Both of my sisters dabbled in homeopathic remedies to combat fatigue, morning sickness, and trouble sleeping while they were pregnant. However, once they had their children, they strictly followed their doctor’s orders about what types of medicine and food to give their children. I was surprised to learn that honey was on the no fly list for infants up to a year old. My younger sister told me that some parents used honey pacifiers to help calm their fussy children and prevent colic, but that the pacifiers not only caused choking problems, they also posed a serious health risk for the infants and could cause infant botulism.

The symptoms of infant botulism are first constipation, followed by weakness in the limbs and difficulty breathing. Clostridium botulinum affects infants this way because their intestines are not mature enough to handle the bacteria, and that’s where the bacteria will settle. When an infant swallows Clostridium botulinum, it causes the bacteria to inhabit the child’s large intestine, creating a buildup of botulinum toxin. Adults have a strong intestinal track compared to an infant and if they encounter small amounts of the bacteria it’s most likely to be harmless because of the balance of acids in their intestines. However, Clostridium botulinum can be toxic to even adults in high levels, but high levels are typically not usually found in honey, even in wild or raw unpasteurized honey.

To be on the safe side, the American Academy of Pediatrics has advised that no honey should be given to children that are twelve month of age or younger. This includes baked goods and even store bought items like corn syrup and honey graham crackers.
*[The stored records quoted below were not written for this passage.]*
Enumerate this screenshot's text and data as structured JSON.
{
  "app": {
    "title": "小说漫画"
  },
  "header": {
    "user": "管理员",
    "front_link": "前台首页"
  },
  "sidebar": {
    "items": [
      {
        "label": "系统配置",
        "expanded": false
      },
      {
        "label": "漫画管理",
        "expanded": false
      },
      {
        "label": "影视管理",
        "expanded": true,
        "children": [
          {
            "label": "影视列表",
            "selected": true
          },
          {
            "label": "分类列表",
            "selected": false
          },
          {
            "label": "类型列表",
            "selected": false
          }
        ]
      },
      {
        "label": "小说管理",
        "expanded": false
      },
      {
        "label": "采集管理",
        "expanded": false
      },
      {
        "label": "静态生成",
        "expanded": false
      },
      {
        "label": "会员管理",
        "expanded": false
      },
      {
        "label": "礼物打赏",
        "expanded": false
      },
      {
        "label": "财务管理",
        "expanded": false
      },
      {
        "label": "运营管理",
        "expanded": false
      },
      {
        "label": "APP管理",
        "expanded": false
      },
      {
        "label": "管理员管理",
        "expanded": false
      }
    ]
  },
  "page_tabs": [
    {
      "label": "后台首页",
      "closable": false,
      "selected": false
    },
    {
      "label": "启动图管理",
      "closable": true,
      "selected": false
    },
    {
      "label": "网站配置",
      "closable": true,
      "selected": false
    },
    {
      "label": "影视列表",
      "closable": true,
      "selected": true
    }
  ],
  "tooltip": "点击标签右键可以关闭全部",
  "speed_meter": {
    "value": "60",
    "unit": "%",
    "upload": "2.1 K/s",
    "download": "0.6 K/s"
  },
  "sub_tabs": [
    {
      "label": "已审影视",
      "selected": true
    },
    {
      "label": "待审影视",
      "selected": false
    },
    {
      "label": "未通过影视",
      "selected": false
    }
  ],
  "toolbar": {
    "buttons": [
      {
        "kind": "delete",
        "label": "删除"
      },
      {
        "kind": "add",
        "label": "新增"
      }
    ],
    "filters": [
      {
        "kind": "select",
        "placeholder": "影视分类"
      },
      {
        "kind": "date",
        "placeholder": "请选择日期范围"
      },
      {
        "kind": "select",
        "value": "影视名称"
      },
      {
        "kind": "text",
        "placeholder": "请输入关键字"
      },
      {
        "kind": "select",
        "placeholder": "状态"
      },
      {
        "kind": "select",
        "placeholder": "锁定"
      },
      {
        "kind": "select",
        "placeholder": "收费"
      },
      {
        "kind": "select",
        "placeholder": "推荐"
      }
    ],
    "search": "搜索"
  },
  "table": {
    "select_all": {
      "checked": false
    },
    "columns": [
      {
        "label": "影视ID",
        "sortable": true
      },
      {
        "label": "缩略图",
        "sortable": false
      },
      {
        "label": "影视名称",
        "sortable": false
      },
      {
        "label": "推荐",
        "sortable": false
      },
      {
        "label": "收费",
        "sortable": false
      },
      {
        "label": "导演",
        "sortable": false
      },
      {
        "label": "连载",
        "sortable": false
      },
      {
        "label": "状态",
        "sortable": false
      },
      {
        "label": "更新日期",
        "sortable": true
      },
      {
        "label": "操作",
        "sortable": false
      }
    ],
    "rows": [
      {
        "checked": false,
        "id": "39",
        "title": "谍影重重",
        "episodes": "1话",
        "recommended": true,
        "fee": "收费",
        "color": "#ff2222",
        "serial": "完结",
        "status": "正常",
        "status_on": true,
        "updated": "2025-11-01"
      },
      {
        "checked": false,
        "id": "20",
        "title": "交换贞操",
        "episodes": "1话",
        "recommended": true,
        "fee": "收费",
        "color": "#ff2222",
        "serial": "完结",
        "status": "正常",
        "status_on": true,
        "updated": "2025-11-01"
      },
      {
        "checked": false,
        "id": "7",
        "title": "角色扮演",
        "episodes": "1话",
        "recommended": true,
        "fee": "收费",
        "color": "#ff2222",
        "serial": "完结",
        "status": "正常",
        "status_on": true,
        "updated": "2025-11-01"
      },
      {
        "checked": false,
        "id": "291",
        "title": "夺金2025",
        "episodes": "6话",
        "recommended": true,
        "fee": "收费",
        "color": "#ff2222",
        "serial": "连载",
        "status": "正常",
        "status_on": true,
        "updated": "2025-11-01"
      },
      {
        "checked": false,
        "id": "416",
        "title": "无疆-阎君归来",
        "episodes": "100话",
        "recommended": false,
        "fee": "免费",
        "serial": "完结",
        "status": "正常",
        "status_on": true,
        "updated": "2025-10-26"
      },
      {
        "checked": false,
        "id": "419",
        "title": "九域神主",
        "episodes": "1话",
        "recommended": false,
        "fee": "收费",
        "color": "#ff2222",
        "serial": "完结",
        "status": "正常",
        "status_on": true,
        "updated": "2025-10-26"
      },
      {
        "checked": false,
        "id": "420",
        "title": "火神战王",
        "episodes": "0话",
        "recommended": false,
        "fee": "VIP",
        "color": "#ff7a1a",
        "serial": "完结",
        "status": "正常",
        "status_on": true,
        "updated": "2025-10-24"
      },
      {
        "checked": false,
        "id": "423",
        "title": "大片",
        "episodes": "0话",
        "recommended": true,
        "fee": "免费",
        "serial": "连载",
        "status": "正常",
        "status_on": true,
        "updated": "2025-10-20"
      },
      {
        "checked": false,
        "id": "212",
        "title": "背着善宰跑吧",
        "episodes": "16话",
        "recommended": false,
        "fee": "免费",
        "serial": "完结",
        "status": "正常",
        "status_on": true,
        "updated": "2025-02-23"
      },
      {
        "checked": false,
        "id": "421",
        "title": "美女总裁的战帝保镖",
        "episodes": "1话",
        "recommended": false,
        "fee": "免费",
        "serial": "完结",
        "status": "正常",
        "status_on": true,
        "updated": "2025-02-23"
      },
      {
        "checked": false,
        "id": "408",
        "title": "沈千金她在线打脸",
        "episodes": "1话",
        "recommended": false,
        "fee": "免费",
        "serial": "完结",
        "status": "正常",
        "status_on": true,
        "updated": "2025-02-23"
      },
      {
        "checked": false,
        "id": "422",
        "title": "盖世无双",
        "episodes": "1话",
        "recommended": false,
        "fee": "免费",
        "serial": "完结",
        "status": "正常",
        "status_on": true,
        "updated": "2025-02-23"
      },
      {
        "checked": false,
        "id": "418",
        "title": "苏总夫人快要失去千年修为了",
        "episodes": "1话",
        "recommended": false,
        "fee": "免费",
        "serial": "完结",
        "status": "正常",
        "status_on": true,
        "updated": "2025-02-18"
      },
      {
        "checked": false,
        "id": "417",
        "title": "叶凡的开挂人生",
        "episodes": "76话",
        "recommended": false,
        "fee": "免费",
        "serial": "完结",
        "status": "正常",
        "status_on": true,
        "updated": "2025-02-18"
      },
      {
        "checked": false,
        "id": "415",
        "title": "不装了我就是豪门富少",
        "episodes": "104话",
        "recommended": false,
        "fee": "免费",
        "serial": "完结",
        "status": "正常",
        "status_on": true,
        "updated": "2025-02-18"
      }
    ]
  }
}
However, there’s no need to panic if you’ve been regularly giving your child graham crackers to gum on. The real threat is in actual honey, and the threat is even higher when the honey hasn’t been pasteurized. The precautions are just to cover all the bases because infant botulism can deadly if it isn’t treated properly or if it’s diagnosed too late.

Another common question mothers have about infant botulism is if their infant can contract the disease through breast milk.  The answer is no. Clostridium botulinum cannot be transferred from the mother to the infant through breast milk. The child is only at risk if they ingest the honey themselves. Though other cultures regularly give their children honey or products made from honey from birth on with no ill effects, I would recommend listening to the American Academy of Pediatrics and keep the honey pacifiers away from your child until they’re at least a year old. 

Benjamins, L. J., Gourishankar, A., Yataco-Marquez, V., Cardona, E. H., & Ybarrondo, L. d. (2013). Honey pacifier use among an indigent pediatric population. Pediatrics, 131(6), 1838-1841.